StaaS, or Stations as a Service, is yet another interesting project that Cisco Create has been helping to facilitate for the past two years. This project is designed to smooth out the public transit experience by combining all of the different data sources at a station under a single controlled experience. To me, this is very similar challenge that buildings have in that there are separate systems and data that don’t work together.
This railway station data sharing is primarily among four distinct groups- the train operators, retailers, passengers and station security staff, which can allow for a much smoother station experience. It is designed to allow the train system to talk to customers more effectively while also allowing the merchants and ticket officials be aware of any major events or delays, reducing confusion and further delays. This system is mostly focused on rail services and is designed to be scalable and repeatable across all different size rail systems around the UK. In fact, it won a Rail Exec award for ‘Most Interesting Approach to Train Operations’.
Railway car of the future
Being the UK, there’s little surprise that yet another one of the projects is about adding services to the rail user experience. SWIFT, which stands for Superfast Wi-Fi In-carriage for Future Travel, is a project, that is designed to bring a better and faster Wi-Fi experience to travelers inside of the rail car. The project is a combination between Cisco and IDEA London company Wittos as well as Level3 Communications, CGI and Intersection Analytics.
The point of delivering more bandwidth to railcars is to enable new kinds of services and experiences to users in the railcar that they might have not had before due to extremely poor subterranean signal or poor data coverage in the countryside. It will also allow rail companies and their customers to gather more data than ever before about their users and their sentiments to offer better products and services.
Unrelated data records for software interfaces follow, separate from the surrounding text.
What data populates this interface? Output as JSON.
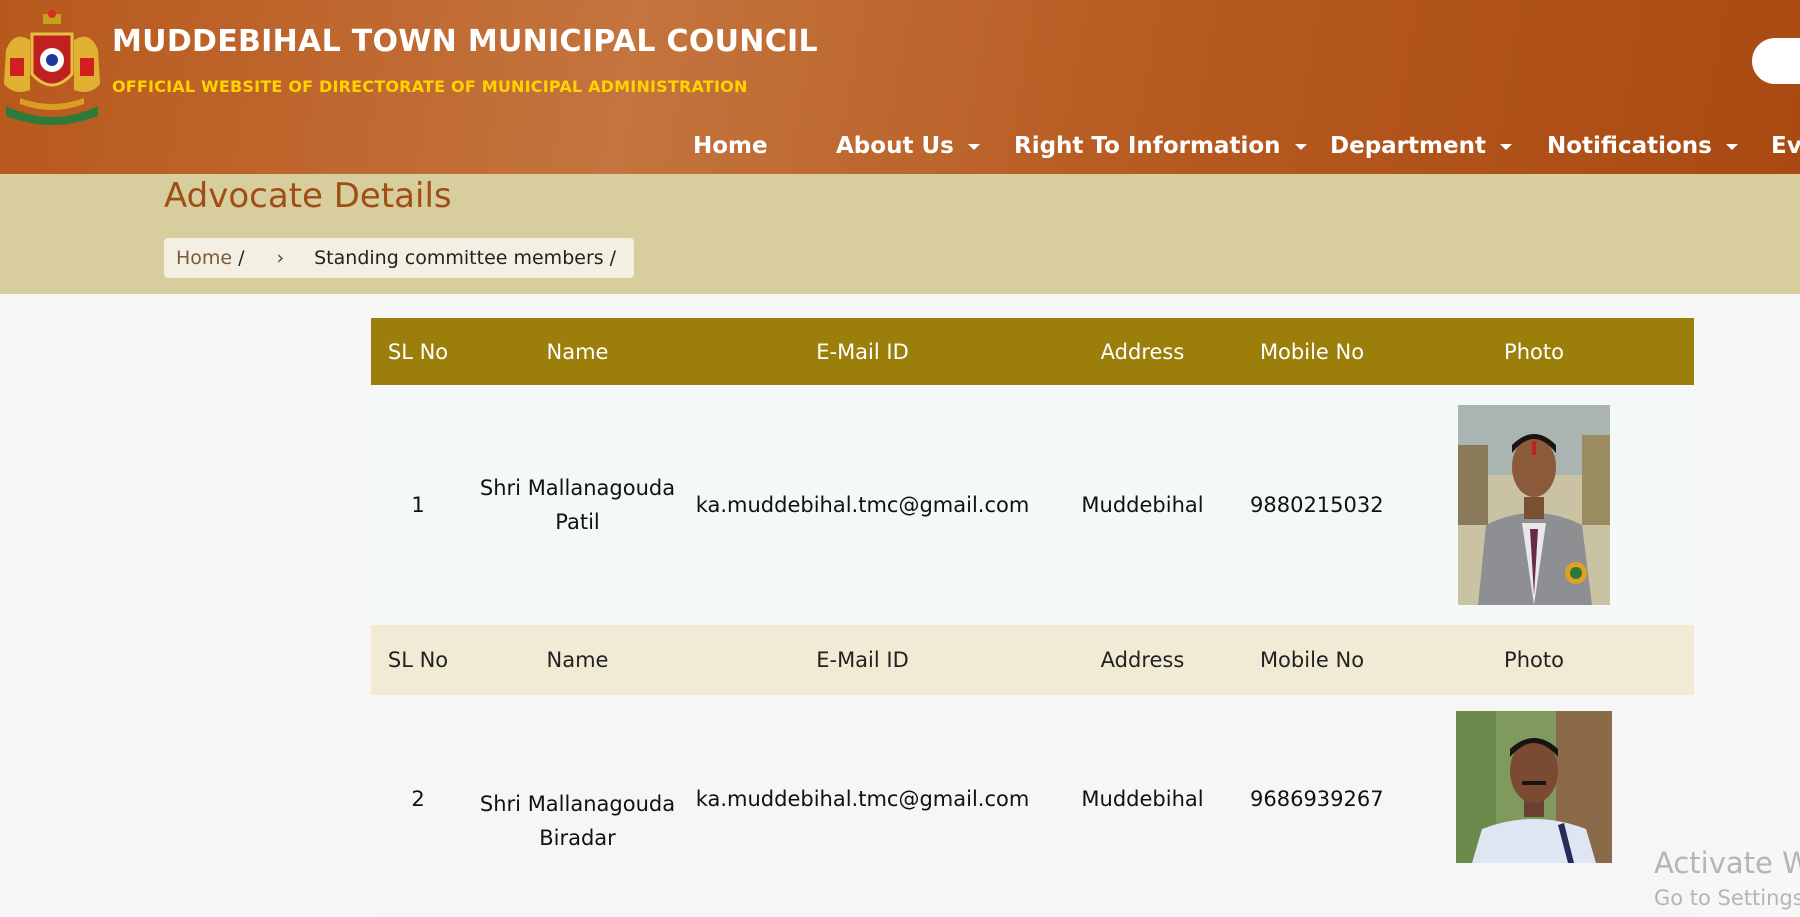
{
  "header": {
    "title": "MUDDEBIHAL TOWN MUNICIPAL COUNCIL",
    "subtitle": "OFFICIAL WEBSITE OF DIRECTORATE OF MUNICIPAL ADMINISTRATION",
    "emblem_icon": "karnataka-emblem-icon"
  },
  "nav": {
    "items": [
      {
        "label": "Home",
        "has_dropdown": false
      },
      {
        "label": "About Us",
        "has_dropdown": true
      },
      {
        "label": "Right To Information",
        "has_dropdown": true
      },
      {
        "label": "Department",
        "has_dropdown": true
      },
      {
        "label": "Notifications",
        "has_dropdown": true
      },
      {
        "label": "Eve",
        "has_dropdown": false
      }
    ]
  },
  "page": {
    "title": "Advocate Details",
    "breadcrumb": {
      "home": "Home",
      "separator": "/",
      "arrow": "›",
      "current": "Standing committee members"
    }
  },
  "table": {
    "columns": [
      "SL No",
      "Name",
      "E-Mail ID",
      "Address",
      "Mobile No",
      "Photo"
    ],
    "rows": [
      {
        "sl": "1",
        "name_line1": "Shri Mallanagouda",
        "name_line2": "Patil",
        "email": "ka.muddebihal.tmc@gmail.com",
        "address": "Muddebihal",
        "mobile": "9880215032"
      },
      {
        "sl": "2",
        "name_line1": "Shri Mallanagouda",
        "name_line2": "Biradar",
        "email": "ka.muddebihal.tmc@gmail.com",
        "address": "Muddebihal",
        "mobile": "9686939267"
      }
    ]
  },
  "watermark": {
    "line1": "Activate W",
    "line2": "Go to Settings"
  },
  "colors": {
    "header_orange": "#b8581c",
    "subtitle_yellow": "#ffd200",
    "band_khaki": "#d8cd9d",
    "table_head": "#9b7f0a",
    "title_brown": "#a14e16"
  }
}
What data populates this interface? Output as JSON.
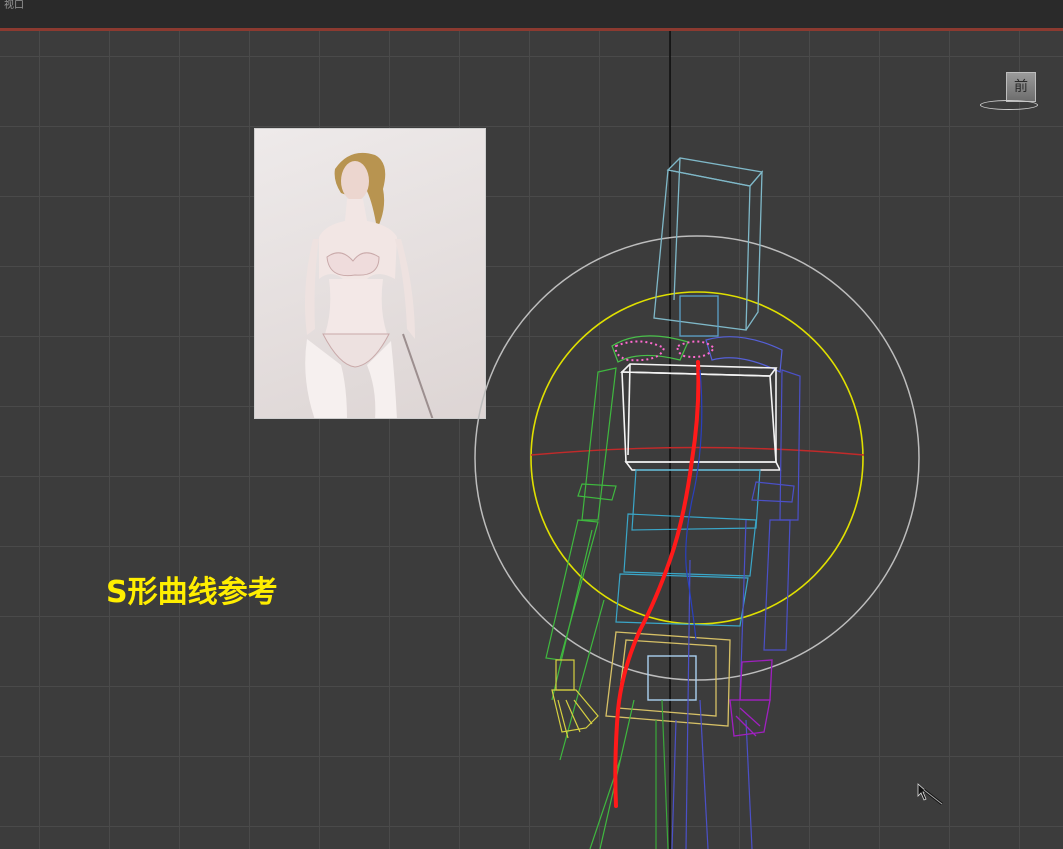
{
  "window": {
    "title": "视口"
  },
  "viewport": {
    "label": "前",
    "caption": "S形曲线参考"
  },
  "icons": {
    "viewcube": "viewcube-icon",
    "cursor": "mouse-cursor-icon"
  },
  "colors": {
    "background": "#3c3c3c",
    "grid": "#4a4a4a",
    "caption": "#ffee00",
    "s_curve": "#ff1a1a",
    "selection_circle": "#e6e600",
    "outer_circle": "#bfbfbf"
  }
}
By enabling these services, SWIFT has the potential of spurring an explosion of new services and technologies based on the super-fast Wi-Fi backbone.
Secure industrial IoT sensors
The final project I wanted to highlight is the aSSURE project, which stands for Secure Sensor Use in Real-world Environments and is an IoT security project. It is a project partnership between Cisco, Asset Mapping and Johnson Controls, one of the biggest industrial systems companies in the world. aSSURE’s approach involves establishing a lifecycle management process for IoT data security because they recognize that no single security approach will properly address all use cases and IoT end devices.
The aSSURE project wants to establish a framework to develop different approaches based on the classes of devices being connected. The project will deliver a proof-of-concept architecture that can be tested in a lab to deliver the necessary performance, security and longevity necessary to address IoT needs. This project is designed to strengthen the data security for IoT in a way that will help companies become less fearful of IoT data security and begin to adopt more IoT technologies.
Asset Mapping is an IDEA London startup enabling aSSURE (Photo credit: Patrick Moorhead)
It’s hard to innovate as a large company and it’s even harder to simultaneously drive revenue on that same innovation. Cisco has found ways to do both with its IDEA Centers, which I find unique and exceptional. Since the inception of their IDEA London program and center, it has funneled 30 startups through and raised over £10m for startups, generated £2 in revenue for them and created over 90 jobs for the startups involved in the process. While the sheer revenue numbers may not blow you off your feet, don’t forget that this is startup revenue (versus Cisco) in one IDEA center, in one city, as part of one program in ten which drives the overall innovation strategy at Cisco Systems. You do the math and run the numbers. Now that’s innovative.